Anion Hydrolysis • In the Brønsted sense, the anion of the salt is the conjugate base of the acid from which it was formed. • It is also a proton acceptor. • If the acid is weak, its conjugate base (the anion) will be strong enough to remove protons from some of the water molecules. • An equilibrium is established in which the net effect of the anion hydrolysis is an increase in the hydroxide ion concentration, [OH−], of the solution.
The equilibrium equation for a typical weak acid in water, HA, is • The general equilibrium equation is • The hydrolysis reaction between water and the anion, A−, that is produced by the dissociation of the weak acid, HA, is • The extent of OH− ion formation and the position of the equilibrium depends on the relative strength of the anion, A−. • The lower the Kavalue of HA, the weaker the acid, HA, the stronger its conjugate base, A−
Aqueous solutions of sodium carbonate are strongly basic. • The carbonate ions react as a Brønsted base. • The OH− ion concentration increases until equilibrium is established.
Cation Hydrolysis • In the Brønsted sense, the cation of the salt is the conjugate acid of the base from which it was formed. • It is also a proton donor. • If the base is weak, the cation is an acid strong enough to donate a proton to a water molecule to form H3O+ ions. • An equilibrium is established in which the net effect of the cation hydrolysis is an increase in the [H3O+] of the solution.
The equilibrium equation for a typical weak base, B, is • Kb, the base dissociation constant is • The hydrolysis reaction between water and the cation, BH+, produced by the dissociation of the weak base, B, is • The extent of H3O+ ion formation and the position of the equilibrium depend on the relative strength of the cation, BH+. • The lower the Kbvalue of B, the weaker the base, the stronger its conjugate acid will be.
Hydrolysis in Acid-Base Reactions • Hydrolysis can help explain why the end point of a neutralization reaction can occur at a pH other than 7. • Salts can be placed in four general categories, depending on their hydrolysis properties: • strong acid–strong base • strong acid–weak base • weak acid–strong base • weak acid–weak base
Salts of strong acids and strong bases produce neutral solutions. • Neither the cation of a strong base nor the anion of a strong acid hydrolyzes appreciably in aqueous solutions. • The aqueous solutions of salts formed from reactions between weak acids and strong bases are basic. • Anions of the dissolved salt are hydrolyzed by the water molecules, and the hydroxide-ion concentration increases.
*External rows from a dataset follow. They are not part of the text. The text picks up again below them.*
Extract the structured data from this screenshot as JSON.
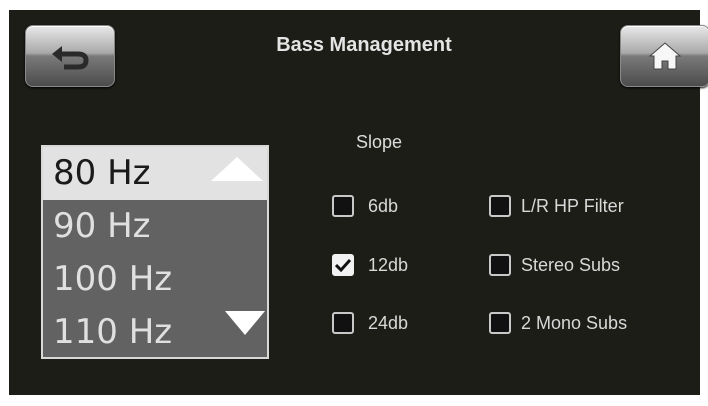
{
  "header": {
    "title": "Bass Management"
  },
  "frequency_list": {
    "items": [
      {
        "label": "80 Hz",
        "selected": true
      },
      {
        "label": "90 Hz",
        "selected": false
      },
      {
        "label": "100 Hz",
        "selected": false
      },
      {
        "label": "110 Hz",
        "selected": false
      }
    ]
  },
  "slope": {
    "label": "Slope",
    "options": [
      {
        "label": "6db",
        "checked": false
      },
      {
        "label": "12db",
        "checked": true
      },
      {
        "label": "24db",
        "checked": false
      }
    ]
  },
  "toggles": [
    {
      "label": "L/R HP Filter",
      "checked": false
    },
    {
      "label": "Stereo Subs",
      "checked": false
    },
    {
      "label": "2 Mono Subs",
      "checked": false
    }
  ],
  "icons": {
    "back": "back-arrow-icon",
    "home": "home-icon",
    "up": "scroll-up-icon",
    "down": "scroll-down-icon",
    "check": "checkmark-icon"
  },
  "colors": {
    "background": "#1c1d17",
    "list_bg": "#626262",
    "selected_bg": "#e2e2e2",
    "text": "#e0e0e0"
  }
}
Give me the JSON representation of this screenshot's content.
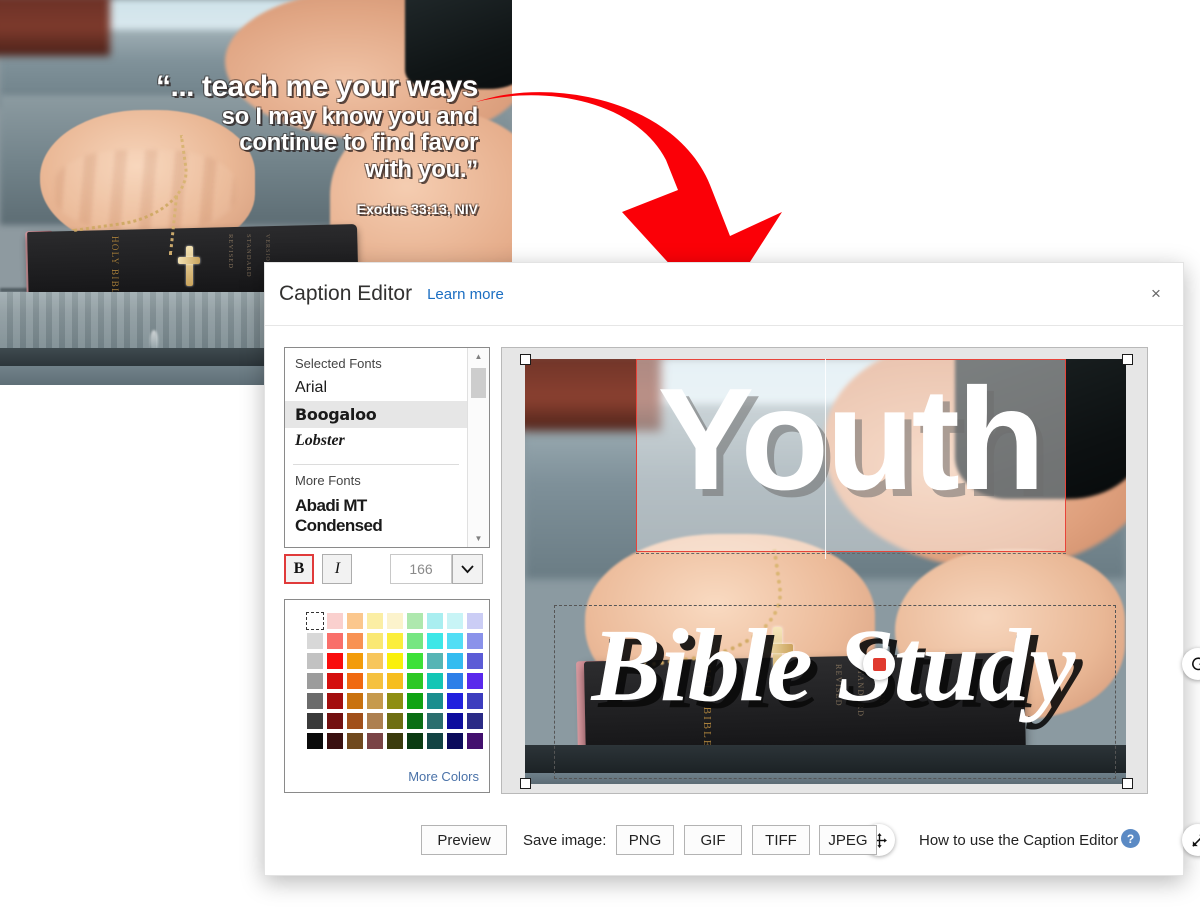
{
  "poster": {
    "quote_line1": "“... teach me your ways",
    "quote_line2": "so I may know you and",
    "quote_line3": "continue to find favor",
    "quote_line4": "with you.”",
    "reference": "Exodus 33:13, NIV",
    "bible_spine_1": "HOLY BIBLE",
    "bible_spine_2": "REVISED",
    "bible_spine_3": "STANDARD",
    "bible_spine_4": "VERSION",
    "arrow_color": "#fb0007"
  },
  "dialog": {
    "title": "Caption Editor",
    "learn_more": "Learn more",
    "close_label": "×"
  },
  "fonts": {
    "selected_group_label": "Selected Fonts",
    "more_group_label": "More Fonts",
    "items": [
      {
        "label": "Arial",
        "selected": false
      },
      {
        "label": "Boogaloo",
        "selected": true
      },
      {
        "label": "Lobster",
        "selected": false
      }
    ],
    "more_items": [
      {
        "label": "Abadi MT Condensed"
      }
    ],
    "bold_label": "B",
    "italic_label": "I",
    "bold_active": true,
    "size_value": "166",
    "size_caret": "⌄",
    "scroll_up": "▲",
    "scroll_down": "▼"
  },
  "colors": {
    "more_colors_label": "More Colors",
    "none_swatch": "transparent",
    "swatches": [
      "#FFFFFF",
      "#FAD0CE",
      "#FBC78D",
      "#FBEEA4",
      "#FCF3CC",
      "#AEE8AE",
      "#A9EEF0",
      "#C8F4F6",
      "#CBCDF5",
      "#D8D8D8",
      "#F96F6A",
      "#F89253",
      "#FAE873",
      "#FBEE3B",
      "#76E682",
      "#3DE7E7",
      "#52DEF5",
      "#8A92EA",
      "#C2C2C2",
      "#F90C0C",
      "#F39C0B",
      "#F7C65B",
      "#FAF00B",
      "#3DE139",
      "#56B5B5",
      "#34BCF0",
      "#5C5CD6",
      "#9C9C9C",
      "#D40F0E",
      "#F06A10",
      "#F5C13F",
      "#F6BE1E",
      "#2DC825",
      "#13C6B5",
      "#2D7FE8",
      "#5A29EC",
      "#6B6B6B",
      "#A30E0E",
      "#C9720F",
      "#C69A4D",
      "#8E8E12",
      "#10A314",
      "#1A8E8E",
      "#2121DE",
      "#3D3DBE",
      "#3A3A3A",
      "#731010",
      "#A1501A",
      "#AD8050",
      "#6E6E12",
      "#0A6E14",
      "#2B6E6E",
      "#0D0D9E",
      "#2B2B86",
      "#0A0A0A",
      "#3A1010",
      "#70491E",
      "#7A4446",
      "#3B3B0D",
      "#0B3B12",
      "#134444",
      "#0B0B5C",
      "#43106E"
    ]
  },
  "canvas": {
    "caption_top": "Youth",
    "caption_bottom": "Bible Study",
    "rotate_icon": "↻",
    "move_icon": "✤",
    "resize_icon": "⤡"
  },
  "footer": {
    "preview_label": "Preview",
    "save_image_label": "Save image:",
    "formats": [
      "PNG",
      "GIF",
      "TIFF",
      "JPEG"
    ],
    "howto_label": "How to use the Caption Editor",
    "help_icon_label": "?"
  }
}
This raises the pH of the solution.
Salts of strong acids and weak bases produce acidic aqueous solutions. • Cations of the dissolved salt are hydrolyzed in the water solvent, and hydronium ion concentration increases. The pH of the solution is lowered. • Salts of weak acids and weak bases can produce either acidic, neutral, or basic aqueous solutions, depending on the salt dissolved. • Both ions of the dissolved salt are hydrolyzed extensively.
References • Rafa Muñoa • W Sautter • McGraw Hill Ryerson 12 • Nelson, Chemistry 12